A Full Life

This is not to say that a person need only do good deeds, and needn’t apply himself to the development of his “higher” potentials. On the contrary, as Pascal’s Law dictates, the container must be full for the maximum pressure to be exerted on its bottom. If container B‑1 or B‑4 were to contain only the volume of fluid that fills container B‑5, they would be exerting considerably less downward pressure. If a person has been granted certain potentials by his Creator, it is because their realization is indispensable to his mission in life—he needs their mass in order to exercise his maximum impact on physical earth. Indeed, Pascal’s law states that “pressure exerted on a confined liquid is transmitted, unchanged, to every portion of the interior and to all the walls of the containing vessel.” In terms of Torah’s vision of life as a fluid, this means that a person of integrity does not distinguish between the “higher” and “lower” areas of his life. He certainly does not neglect his potential to positively influence the material reality in favor of his spiritual development; he knows that the ultimate purpose of life is to “to make for G‑d a dwelling place in the physical world.” But neither does he neglect his spiritual, intellectual and emotional life in favor of his tactile life. To him, every cubic inch within of his “container” is a divine gift and assignment, for him to realize and fill. In fact, it is precisely because he exerts the forces of his life equally in all directions that its downward impact is maximized upon the entire area of its nether surface, even upon those areas in which his more spiritual potentials are more limited (as in area g in fig. A above)

On the other hand, one whose “container” has not been blessed with voluminous capacities in its upper areas can nevertheless lead no less forceful a life than his more spiritual peers. As long as his container is full—as long as he realizes his potentials to the utmost of his capacity—the force he exerts downward on each square inch of his container bottom is equal to that of the highest column of fluid in his container, which is of equal height to every other container. So, his every deed is as impactful as a deed that has the weight of the broadest, most voluminous life behind it.

Thus, our sages have said: “Every person is obligated to say: ‘When will my deeds attain the deeds of my ancestors, Abraham, Isaac and Jacob.’”12 The emphasis here is on deeds: not everyone is capable of experiencing Abraham’s love of G‑d, or Moses’ understanding of Torah. But regarding our deeds, we are capable of achieving the same impact on physical earth as the greatest of our ancestors. The greatness of Abraham and Moses lay not in the vastness of their potential—which was a gift granted them by the Creator—but by the fact that they actualized their gifts to the optimum. Because they filled their vessels, their every deed had optimal impact. The same is true of every individual: each and every one of us is capable of filling his own vessel, which—whatever its form or capacity—extends upward as high as every other container of life. And when we do, the impact of each of “square inch” of our life’s “nether surface” is equal to that of that of the greatest vessel of life that ever inhabited our world.
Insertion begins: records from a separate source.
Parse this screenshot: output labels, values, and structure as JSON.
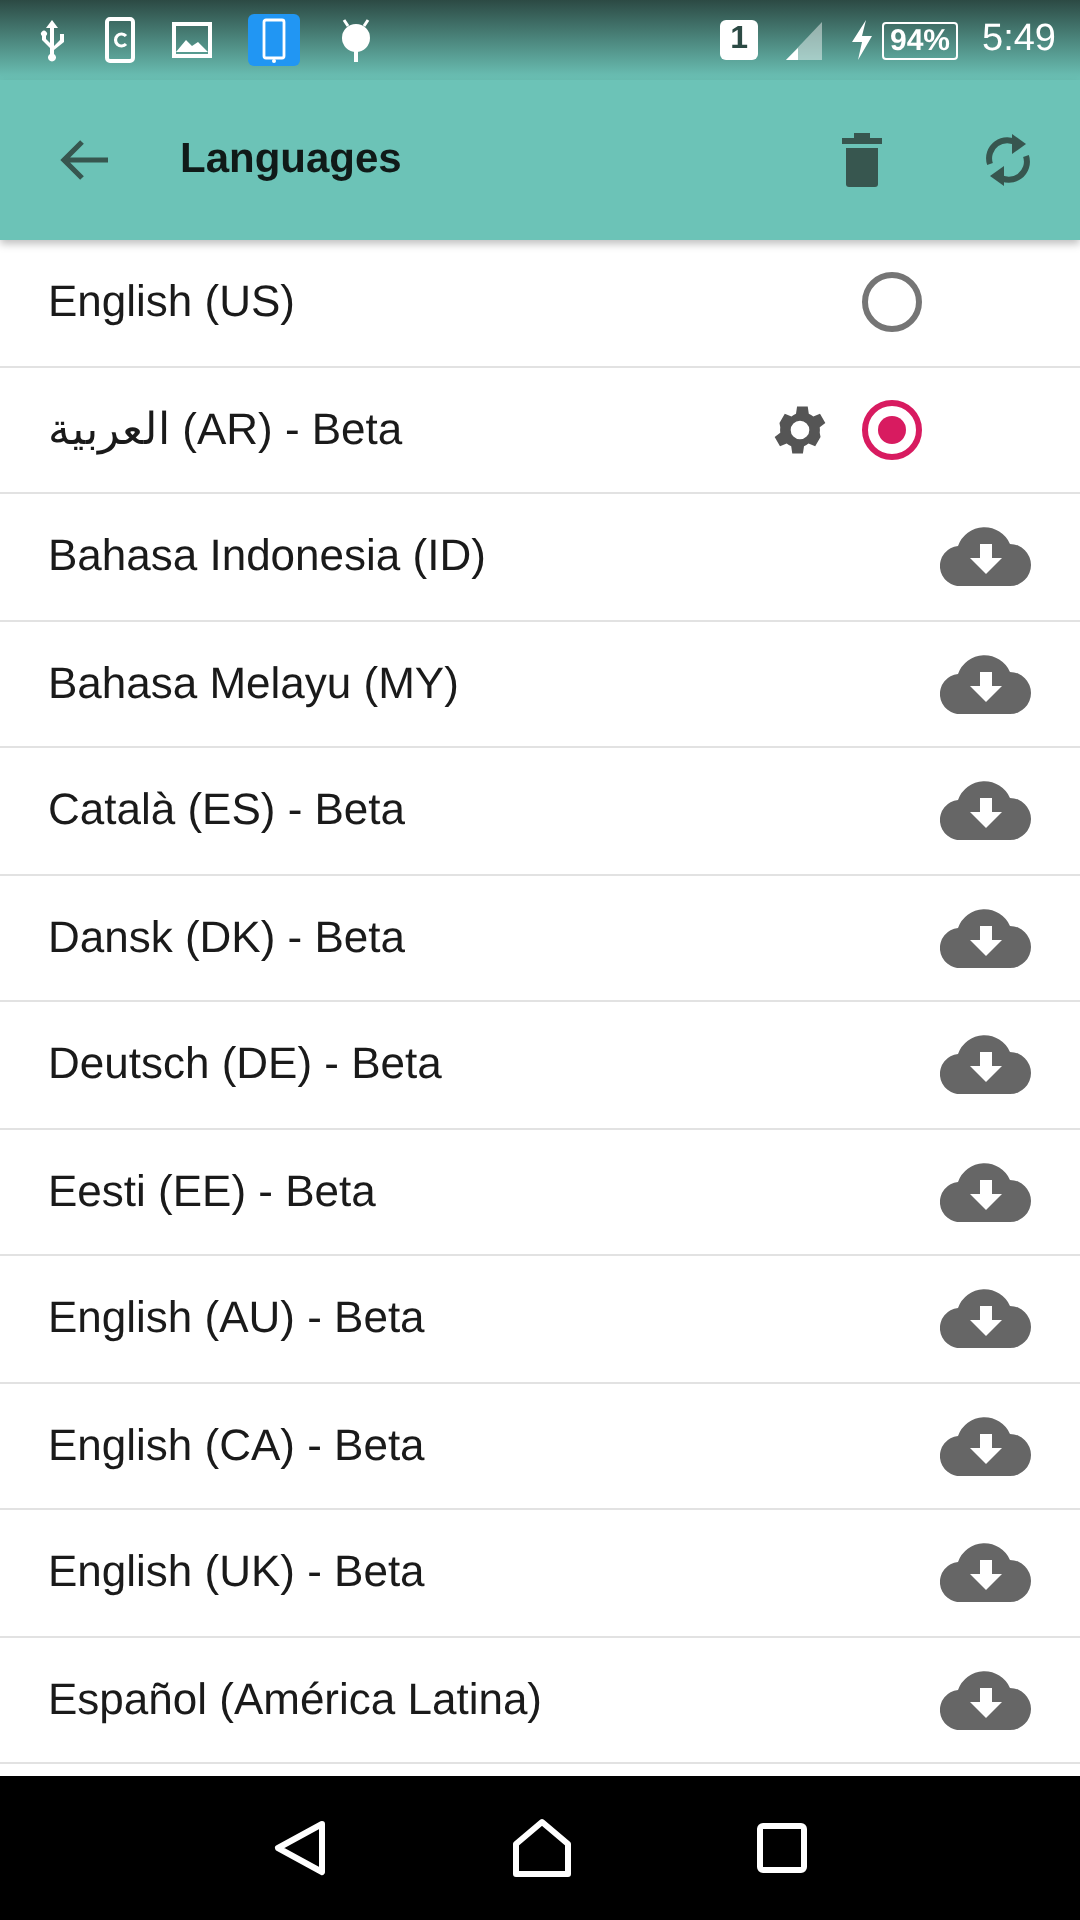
{
  "status_bar": {
    "sim": "1",
    "battery": "94%",
    "time": "5:49"
  },
  "app_bar": {
    "title": "Languages"
  },
  "languages": [
    {
      "name": "English (US)",
      "kind": "radio",
      "selected": false,
      "settings": false
    },
    {
      "name": "العربية (AR) - Beta",
      "kind": "radio",
      "selected": true,
      "settings": true
    },
    {
      "name": "Bahasa Indonesia (ID)",
      "kind": "download"
    },
    {
      "name": "Bahasa Melayu (MY)",
      "kind": "download"
    },
    {
      "name": "Català (ES) - Beta",
      "kind": "download"
    },
    {
      "name": "Dansk (DK) - Beta",
      "kind": "download"
    },
    {
      "name": "Deutsch (DE) - Beta",
      "kind": "download"
    },
    {
      "name": "Eesti (EE) - Beta",
      "kind": "download"
    },
    {
      "name": "English (AU) - Beta",
      "kind": "download"
    },
    {
      "name": "English (CA) - Beta",
      "kind": "download"
    },
    {
      "name": "English (UK) - Beta",
      "kind": "download"
    },
    {
      "name": "Español (América Latina)",
      "kind": "download"
    }
  ]
}
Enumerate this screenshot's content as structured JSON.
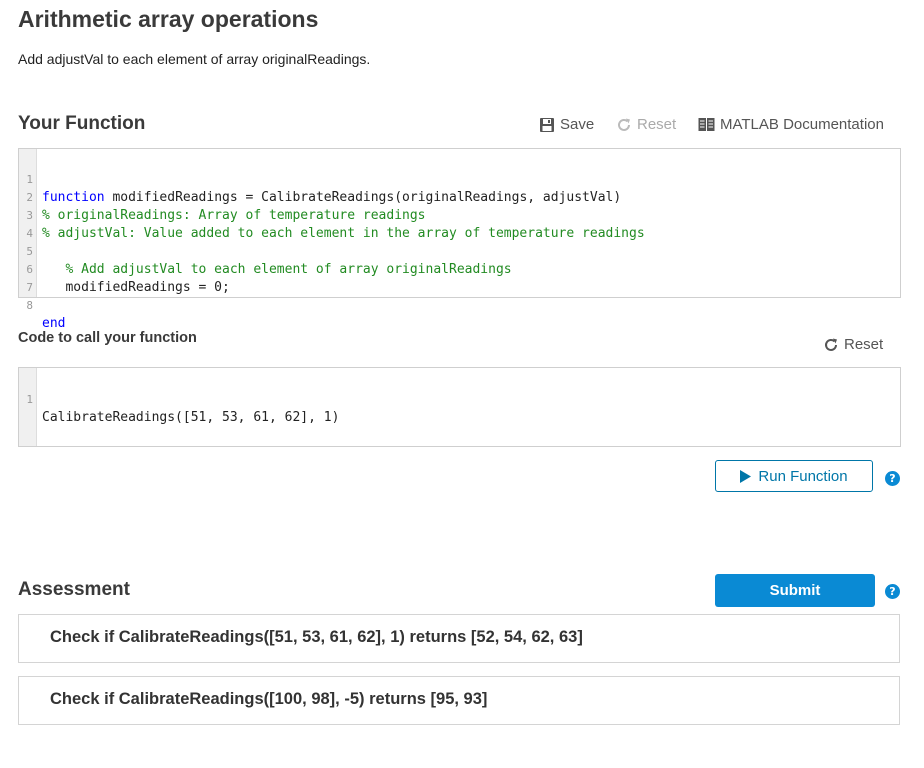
{
  "problem": {
    "title": "Arithmetic array operations",
    "description": "Add adjustVal to each element of array originalReadings."
  },
  "your_function": {
    "heading": "Your Function",
    "save_label": "Save",
    "reset_label": "Reset",
    "docs_label": "MATLAB Documentation",
    "line_numbers": [
      "1",
      "2",
      "3",
      "4",
      "5",
      "6",
      "7",
      "8"
    ],
    "lines": {
      "l1_kw": "function",
      "l1_rest": " modifiedReadings = CalibrateReadings(originalReadings, adjustVal)",
      "l2": "% originalReadings: Array of temperature readings",
      "l3": "% adjustVal: Value added to each element in the array of temperature readings",
      "l4": "",
      "l5": "   % Add adjustVal to each element of array originalReadings",
      "l6": "   modifiedReadings = 0;",
      "l7": "",
      "l8": "end"
    }
  },
  "call_code": {
    "heading": "Code to call your function",
    "reset_label": "Reset",
    "line_numbers": [
      "1"
    ],
    "line1": "CalibrateReadings([51, 53, 61, 62], 1)"
  },
  "run": {
    "label": "Run Function",
    "help": "?"
  },
  "assessment": {
    "heading": "Assessment",
    "submit_label": "Submit",
    "help": "?",
    "tests": [
      {
        "text": "Check if CalibrateReadings([51, 53, 61, 62], 1) returns [52, 54, 62, 63]"
      },
      {
        "text": "Check if CalibrateReadings([100, 98], -5) returns [95, 93]"
      }
    ]
  }
}
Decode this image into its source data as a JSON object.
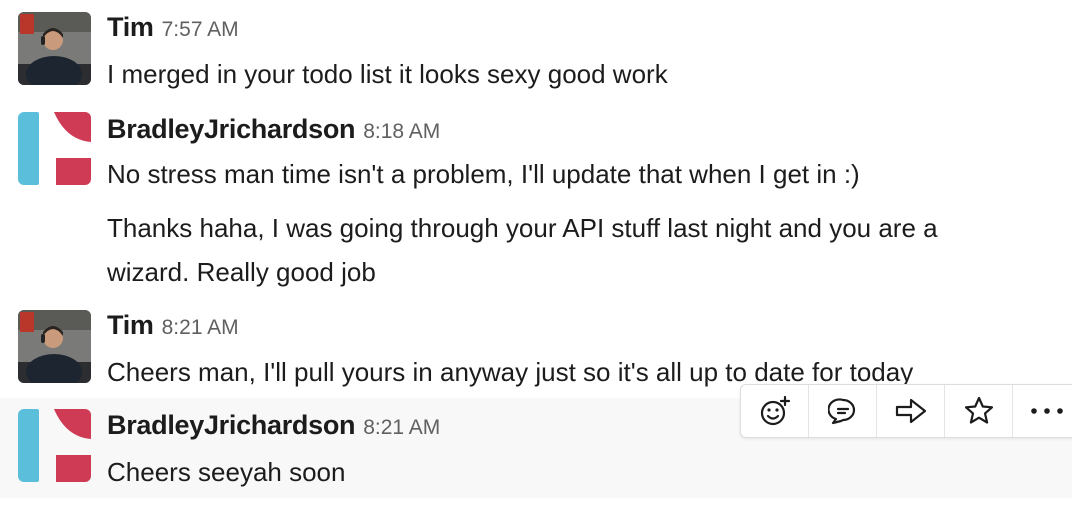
{
  "messages": [
    {
      "user": "Tim",
      "time": "7:57 AM",
      "avatar": "photo",
      "lines": [
        "I merged in your todo list it looks sexy good work"
      ]
    },
    {
      "user": "BradleyJrichardson",
      "time": "8:18 AM",
      "avatar": "logo",
      "lines": [
        "No stress man time isn't a problem, I'll update that when I get in :)"
      ]
    },
    {
      "user": null,
      "time": null,
      "avatar": null,
      "lines": [
        "Thanks haha, I was going through your API stuff last night and you are a",
        "wizard. Really good job"
      ]
    },
    {
      "user": "Tim",
      "time": "8:21 AM",
      "avatar": "photo",
      "lines": [
        "Cheers man, I'll pull yours in anyway just so it's all up to date for today"
      ]
    },
    {
      "user": "BradleyJrichardson",
      "time": "8:21 AM",
      "avatar": "logo",
      "lines": [
        "Cheers seeyah soon"
      ]
    }
  ],
  "toolbar": {
    "actions": [
      "add-reaction-icon",
      "reply-in-thread-icon",
      "share-message-icon",
      "save-star-icon",
      "more-actions-icon"
    ]
  },
  "colors": {
    "logo_blue": "#5bbfdc",
    "logo_red": "#cf3a54",
    "hover_background": "#f8f8f8",
    "timestamp": "#616061"
  }
}
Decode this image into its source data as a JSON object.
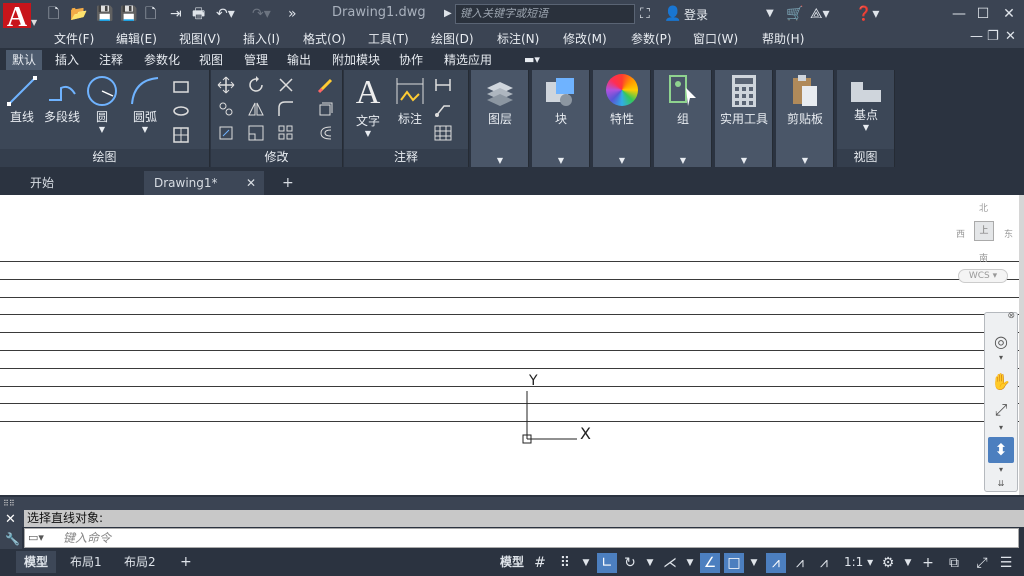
{
  "titlebar": {
    "app_letter": "A",
    "title": "Drawing1.dwg",
    "search_placeholder": "键入关键字或短语",
    "login": "登录"
  },
  "menu": [
    "文件(F)",
    "编辑(E)",
    "视图(V)",
    "插入(I)",
    "格式(O)",
    "工具(T)",
    "绘图(D)",
    "标注(N)",
    "修改(M)",
    "参数(P)",
    "窗口(W)",
    "帮助(H)"
  ],
  "ribbon_tabs": [
    "默认",
    "插入",
    "注释",
    "参数化",
    "视图",
    "管理",
    "输出",
    "附加模块",
    "协作",
    "精选应用"
  ],
  "panels": {
    "draw": {
      "title": "绘图",
      "tools": [
        "直线",
        "多段线",
        "圆",
        "圆弧"
      ]
    },
    "modify": {
      "title": "修改"
    },
    "annotation": {
      "title": "注释",
      "tools": [
        "文字",
        "标注"
      ]
    },
    "layers": {
      "label": "图层"
    },
    "block": {
      "label": "块"
    },
    "properties": {
      "label": "特性"
    },
    "group": {
      "label": "组"
    },
    "utilities": {
      "label": "实用工具"
    },
    "clipboard": {
      "label": "剪贴板"
    },
    "view": {
      "tool": "基点",
      "title": "视图"
    }
  },
  "doc_tabs": [
    "开始",
    "Drawing1*"
  ],
  "viewcube": {
    "north": "北",
    "south": "南",
    "east": "东",
    "west": "西",
    "center": "上",
    "wcs": "WCS"
  },
  "ucs": {
    "x": "X",
    "y": "Y"
  },
  "command": {
    "history": "选择直线对象:",
    "placeholder": "键入命令"
  },
  "status": {
    "layout_tabs": [
      "模型",
      "布局1",
      "布局2"
    ],
    "model_label": "模型",
    "scale": "1:1"
  },
  "canvas_lines_count": 10
}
Countless times we have been told, or have said to others, “If you give it your all, that’s just as significant as anyone else’s all.” Often this seems little more than an elitist cliché, or at best, generous if not necessarily empirically accurate words of encouragement to the “smaller players” in life. In fact, this is a fundamental law of reality, which applies to everything from human lives to to the gauge on a water tank. It can even be demonstrated in the laboratory.